As a kid, it was easy to take this kind of culinary mastery for granted, as it was all I knew. And while it’s always a blessing to have great food to share, the best part of cooking is the community it builds, which is what Mennonite Community Cookbook is all about – creating family dinners, church potluck meals, or a gift of Christmas cookies. Food is about the relationships it helps create.

My brother and his wife after their engagement announcement.
My brother and his wife and raspberry cream pie (!) after their engagement announcement.

Looking at my brothers and me, it’s easy to see how this tradition of food and community has affected us, both in work and in relation to each other. Our best memories are formed around the table, with fork and spoon in hand.

In the coming weeks, we will share a number of stories, from both our blog writers and guest posts from others that involve Mennonite cooking and community. If you have interest in contributing, tell us your stories in the comments or send us an email about a blog contribution. You can also leave your story via voicemail using the tab on the right side of the page. If you’re interested in purchasing the Mennonite Community Cookbook, check out this link.    
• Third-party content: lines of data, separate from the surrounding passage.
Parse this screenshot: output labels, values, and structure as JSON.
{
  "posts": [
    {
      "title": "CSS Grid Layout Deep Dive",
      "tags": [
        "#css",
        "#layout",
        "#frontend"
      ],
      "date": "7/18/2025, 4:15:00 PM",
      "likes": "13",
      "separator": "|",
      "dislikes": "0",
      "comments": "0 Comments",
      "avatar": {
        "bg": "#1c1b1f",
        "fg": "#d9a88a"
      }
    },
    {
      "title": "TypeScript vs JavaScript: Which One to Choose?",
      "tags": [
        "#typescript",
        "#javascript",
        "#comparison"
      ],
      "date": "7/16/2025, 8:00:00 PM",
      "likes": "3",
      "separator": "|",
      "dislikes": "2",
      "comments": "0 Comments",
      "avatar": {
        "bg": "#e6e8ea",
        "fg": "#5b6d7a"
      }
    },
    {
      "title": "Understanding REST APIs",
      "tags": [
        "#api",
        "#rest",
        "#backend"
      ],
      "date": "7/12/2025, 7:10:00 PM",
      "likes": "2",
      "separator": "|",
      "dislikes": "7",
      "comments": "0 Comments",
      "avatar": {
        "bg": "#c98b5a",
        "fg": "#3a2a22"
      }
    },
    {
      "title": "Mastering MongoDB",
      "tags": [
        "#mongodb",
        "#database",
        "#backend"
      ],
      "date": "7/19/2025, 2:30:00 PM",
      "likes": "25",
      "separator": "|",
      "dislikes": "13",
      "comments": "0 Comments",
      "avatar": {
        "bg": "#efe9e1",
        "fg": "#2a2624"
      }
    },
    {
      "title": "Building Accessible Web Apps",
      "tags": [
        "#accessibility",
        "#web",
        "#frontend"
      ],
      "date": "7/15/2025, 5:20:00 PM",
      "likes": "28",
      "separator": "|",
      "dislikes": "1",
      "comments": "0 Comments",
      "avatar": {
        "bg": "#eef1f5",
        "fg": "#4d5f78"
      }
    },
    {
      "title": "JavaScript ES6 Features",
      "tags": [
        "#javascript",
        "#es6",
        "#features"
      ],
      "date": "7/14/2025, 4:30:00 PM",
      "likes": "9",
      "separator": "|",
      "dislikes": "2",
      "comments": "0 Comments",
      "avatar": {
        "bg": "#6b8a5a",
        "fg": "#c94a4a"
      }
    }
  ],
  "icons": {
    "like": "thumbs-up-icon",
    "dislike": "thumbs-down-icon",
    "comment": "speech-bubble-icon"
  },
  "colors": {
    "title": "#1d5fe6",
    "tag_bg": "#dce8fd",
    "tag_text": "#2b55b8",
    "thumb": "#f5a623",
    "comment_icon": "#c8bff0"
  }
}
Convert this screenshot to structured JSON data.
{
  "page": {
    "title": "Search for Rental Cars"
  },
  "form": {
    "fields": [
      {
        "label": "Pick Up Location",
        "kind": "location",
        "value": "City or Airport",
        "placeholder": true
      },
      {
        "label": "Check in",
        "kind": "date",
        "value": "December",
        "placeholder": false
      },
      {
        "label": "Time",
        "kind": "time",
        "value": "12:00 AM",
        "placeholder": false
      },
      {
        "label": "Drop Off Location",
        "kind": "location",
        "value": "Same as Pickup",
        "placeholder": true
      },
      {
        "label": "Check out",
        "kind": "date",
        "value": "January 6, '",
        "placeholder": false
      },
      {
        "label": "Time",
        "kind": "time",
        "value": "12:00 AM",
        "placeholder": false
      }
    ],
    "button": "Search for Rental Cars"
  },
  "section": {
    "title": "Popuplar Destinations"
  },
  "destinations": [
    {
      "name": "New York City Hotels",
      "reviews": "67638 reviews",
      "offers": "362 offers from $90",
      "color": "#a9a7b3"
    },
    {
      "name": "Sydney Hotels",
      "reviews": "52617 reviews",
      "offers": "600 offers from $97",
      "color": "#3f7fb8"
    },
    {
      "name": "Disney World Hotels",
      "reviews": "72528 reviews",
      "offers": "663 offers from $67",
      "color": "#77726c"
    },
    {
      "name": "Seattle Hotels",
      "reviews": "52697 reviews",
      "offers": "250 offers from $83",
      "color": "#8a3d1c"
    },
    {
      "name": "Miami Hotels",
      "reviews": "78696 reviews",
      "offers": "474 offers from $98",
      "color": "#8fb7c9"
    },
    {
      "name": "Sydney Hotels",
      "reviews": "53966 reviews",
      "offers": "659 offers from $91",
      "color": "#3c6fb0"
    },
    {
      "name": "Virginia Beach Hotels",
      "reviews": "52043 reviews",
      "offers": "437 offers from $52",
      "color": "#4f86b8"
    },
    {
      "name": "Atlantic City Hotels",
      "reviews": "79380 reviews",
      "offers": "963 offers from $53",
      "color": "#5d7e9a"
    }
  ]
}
Benblog image Mast is a writing intern for MennoMedia and Herald Press. He studies English and Writing Studies at Eastern Mennonite University.